Holes are punched in the corduroy fabric using an eyelet setter.

A hammer and two eyelet tools lay next to three eyelets added to the blue tabard.

Stitching on the El-Wire was very simple. I just laid it out where I wanted it and hand-sewed it down with small stitches that were close together. Before starting, I decided where my pockets would go to hold the battery packs so I knew where to start the wire.

El-wire is added to the felt using small stitches.

Light up wire is added to the costume with small stitches.

Light up wire goes around the should pads which are covered in colorful buttons and striped fabric.The front of the light-up robot costume.

The El-Wire looks awesome all lit up!!

The El-Wire in the dark is lit up and glowing!

A colorful robot costume made from buttons and felt next to a picture of it lit up at night from El-Wire!

The last thing I did to finish the tabard, was to add two pieces of ribbon on the sides to keep the tabard in place. I used pieces of Velcro so they would be easy to open. I also added a Velcro closure to the back opening and finished off the neckline using bias tape :)

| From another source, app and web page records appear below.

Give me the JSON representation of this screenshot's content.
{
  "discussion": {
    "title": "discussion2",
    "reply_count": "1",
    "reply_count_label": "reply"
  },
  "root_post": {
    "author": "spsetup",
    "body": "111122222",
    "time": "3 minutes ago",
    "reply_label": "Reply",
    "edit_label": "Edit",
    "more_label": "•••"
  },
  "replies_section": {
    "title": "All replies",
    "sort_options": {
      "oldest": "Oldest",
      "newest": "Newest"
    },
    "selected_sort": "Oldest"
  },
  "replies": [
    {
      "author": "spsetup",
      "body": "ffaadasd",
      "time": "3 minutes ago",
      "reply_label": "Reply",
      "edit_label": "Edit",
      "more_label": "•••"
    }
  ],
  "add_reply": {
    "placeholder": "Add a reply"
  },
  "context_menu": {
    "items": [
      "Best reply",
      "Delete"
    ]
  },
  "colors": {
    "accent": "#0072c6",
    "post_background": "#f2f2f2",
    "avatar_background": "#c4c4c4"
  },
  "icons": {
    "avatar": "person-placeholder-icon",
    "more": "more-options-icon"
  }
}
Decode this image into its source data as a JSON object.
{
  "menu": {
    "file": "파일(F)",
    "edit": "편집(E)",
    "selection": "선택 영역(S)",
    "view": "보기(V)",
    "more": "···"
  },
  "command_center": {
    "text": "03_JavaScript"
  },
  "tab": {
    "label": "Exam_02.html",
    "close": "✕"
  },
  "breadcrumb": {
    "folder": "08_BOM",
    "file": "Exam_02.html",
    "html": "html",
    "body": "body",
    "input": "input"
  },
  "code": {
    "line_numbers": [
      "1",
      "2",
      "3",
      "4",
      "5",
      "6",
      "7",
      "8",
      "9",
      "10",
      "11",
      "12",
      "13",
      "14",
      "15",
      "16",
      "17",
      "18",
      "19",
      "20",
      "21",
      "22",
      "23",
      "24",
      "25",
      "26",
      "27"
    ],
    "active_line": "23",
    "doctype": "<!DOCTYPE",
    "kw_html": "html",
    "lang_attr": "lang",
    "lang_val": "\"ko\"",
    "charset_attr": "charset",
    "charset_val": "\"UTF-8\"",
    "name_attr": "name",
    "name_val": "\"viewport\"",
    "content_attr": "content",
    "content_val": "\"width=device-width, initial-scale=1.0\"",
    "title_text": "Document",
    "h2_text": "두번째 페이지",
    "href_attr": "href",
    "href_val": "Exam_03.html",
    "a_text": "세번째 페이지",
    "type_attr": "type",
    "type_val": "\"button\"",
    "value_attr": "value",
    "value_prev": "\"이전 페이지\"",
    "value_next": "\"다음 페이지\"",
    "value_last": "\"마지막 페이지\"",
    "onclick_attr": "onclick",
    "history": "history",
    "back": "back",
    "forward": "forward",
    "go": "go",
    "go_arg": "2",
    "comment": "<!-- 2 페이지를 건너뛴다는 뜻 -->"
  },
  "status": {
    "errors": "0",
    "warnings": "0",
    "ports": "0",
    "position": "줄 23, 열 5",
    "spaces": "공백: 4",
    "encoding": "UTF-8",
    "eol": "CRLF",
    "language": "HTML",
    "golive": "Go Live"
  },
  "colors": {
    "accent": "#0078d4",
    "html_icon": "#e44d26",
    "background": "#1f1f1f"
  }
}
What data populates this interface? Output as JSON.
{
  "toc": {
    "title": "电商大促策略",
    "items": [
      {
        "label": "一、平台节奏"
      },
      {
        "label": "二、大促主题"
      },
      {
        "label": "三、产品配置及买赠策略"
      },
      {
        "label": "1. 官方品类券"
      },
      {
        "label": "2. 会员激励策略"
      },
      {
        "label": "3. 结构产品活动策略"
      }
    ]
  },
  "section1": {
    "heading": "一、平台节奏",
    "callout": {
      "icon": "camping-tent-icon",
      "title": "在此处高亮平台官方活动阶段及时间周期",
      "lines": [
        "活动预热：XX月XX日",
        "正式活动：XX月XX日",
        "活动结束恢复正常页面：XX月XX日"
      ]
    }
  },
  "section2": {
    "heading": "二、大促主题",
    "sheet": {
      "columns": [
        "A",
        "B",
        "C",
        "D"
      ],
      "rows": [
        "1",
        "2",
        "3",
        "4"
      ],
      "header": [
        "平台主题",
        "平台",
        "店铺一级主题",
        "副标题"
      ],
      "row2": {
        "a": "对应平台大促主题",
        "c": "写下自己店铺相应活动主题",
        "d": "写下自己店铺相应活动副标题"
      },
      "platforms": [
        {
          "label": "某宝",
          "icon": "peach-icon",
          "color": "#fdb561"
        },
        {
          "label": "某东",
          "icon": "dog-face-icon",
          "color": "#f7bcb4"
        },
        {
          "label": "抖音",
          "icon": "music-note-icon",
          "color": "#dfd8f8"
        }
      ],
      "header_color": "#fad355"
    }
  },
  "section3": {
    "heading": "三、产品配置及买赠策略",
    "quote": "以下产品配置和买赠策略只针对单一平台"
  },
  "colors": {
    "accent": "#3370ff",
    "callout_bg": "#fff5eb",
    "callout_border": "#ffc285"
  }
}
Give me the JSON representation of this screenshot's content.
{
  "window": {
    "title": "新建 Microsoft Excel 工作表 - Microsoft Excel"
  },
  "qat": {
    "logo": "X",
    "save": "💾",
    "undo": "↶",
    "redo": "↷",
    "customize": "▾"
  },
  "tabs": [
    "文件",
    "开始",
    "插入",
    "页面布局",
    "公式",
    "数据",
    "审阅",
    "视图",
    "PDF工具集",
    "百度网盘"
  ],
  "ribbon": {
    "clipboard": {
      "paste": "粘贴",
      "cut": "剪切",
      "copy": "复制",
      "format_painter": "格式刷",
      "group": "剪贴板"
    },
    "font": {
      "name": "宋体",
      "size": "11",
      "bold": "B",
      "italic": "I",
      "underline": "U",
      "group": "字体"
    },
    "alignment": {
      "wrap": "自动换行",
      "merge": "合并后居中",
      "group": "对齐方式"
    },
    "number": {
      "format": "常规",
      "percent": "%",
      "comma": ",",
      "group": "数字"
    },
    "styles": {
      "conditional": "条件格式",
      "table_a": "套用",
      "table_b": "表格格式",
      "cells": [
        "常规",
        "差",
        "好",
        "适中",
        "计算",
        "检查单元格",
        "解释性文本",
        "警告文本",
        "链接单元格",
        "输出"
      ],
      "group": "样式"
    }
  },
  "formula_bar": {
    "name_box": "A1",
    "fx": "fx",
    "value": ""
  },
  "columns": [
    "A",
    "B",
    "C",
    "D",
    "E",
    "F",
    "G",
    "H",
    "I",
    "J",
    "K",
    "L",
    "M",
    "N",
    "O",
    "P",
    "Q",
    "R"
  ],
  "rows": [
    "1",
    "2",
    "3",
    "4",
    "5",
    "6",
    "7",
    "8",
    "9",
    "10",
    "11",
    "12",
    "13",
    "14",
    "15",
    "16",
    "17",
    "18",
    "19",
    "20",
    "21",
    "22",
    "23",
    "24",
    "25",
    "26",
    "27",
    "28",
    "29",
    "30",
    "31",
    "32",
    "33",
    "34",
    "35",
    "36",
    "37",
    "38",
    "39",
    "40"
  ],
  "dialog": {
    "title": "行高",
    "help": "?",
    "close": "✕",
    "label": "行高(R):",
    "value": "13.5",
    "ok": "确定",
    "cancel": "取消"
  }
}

Robot Hat

To finish off the costume I added a robot hat. I found the hat at Target and thought it had the perfect colors! I created felt eyes and hand-stitched them onto the hat. To create the robot antennas, I used felt, pipe cleaners and huge Pom-Poms!

Colorful and striped knit cap with antennae and large felt eyes.

DIY Kid's Halloween Costume - Light Up Robot

I love how quirky this costume turned out! There is a ton to look at and it’s so fun when it lights up! My son has already had so much fun coming up with uses and names for all of the different gauges and buttons. He is excited to wear it at night trick-or-treating!

Check out my other fun Halloween crafts, including more fun Halloween costumes :)

Happy Crafting! -Kim

A bright and colorful DIY Light Up Robot Costume

Similar Posts


  1. What a great idea!! Love the costume and the the EL-wire is an awesome addition to this costume!! So cool!

    Thanks for sharing Kim!

    1. Thank you! Yes my kiddos think the EL-Wire is pretty much the coolest thing ever! They are totally mesmerized! Trick-or-treating should be lots of fun :)

I'd love to hear from you! Thank you for taking the time to comment and thank you for visiting Crafting Cheerfully!!

This site uses Akismet to reduce spam. Learn how your comment data is processed.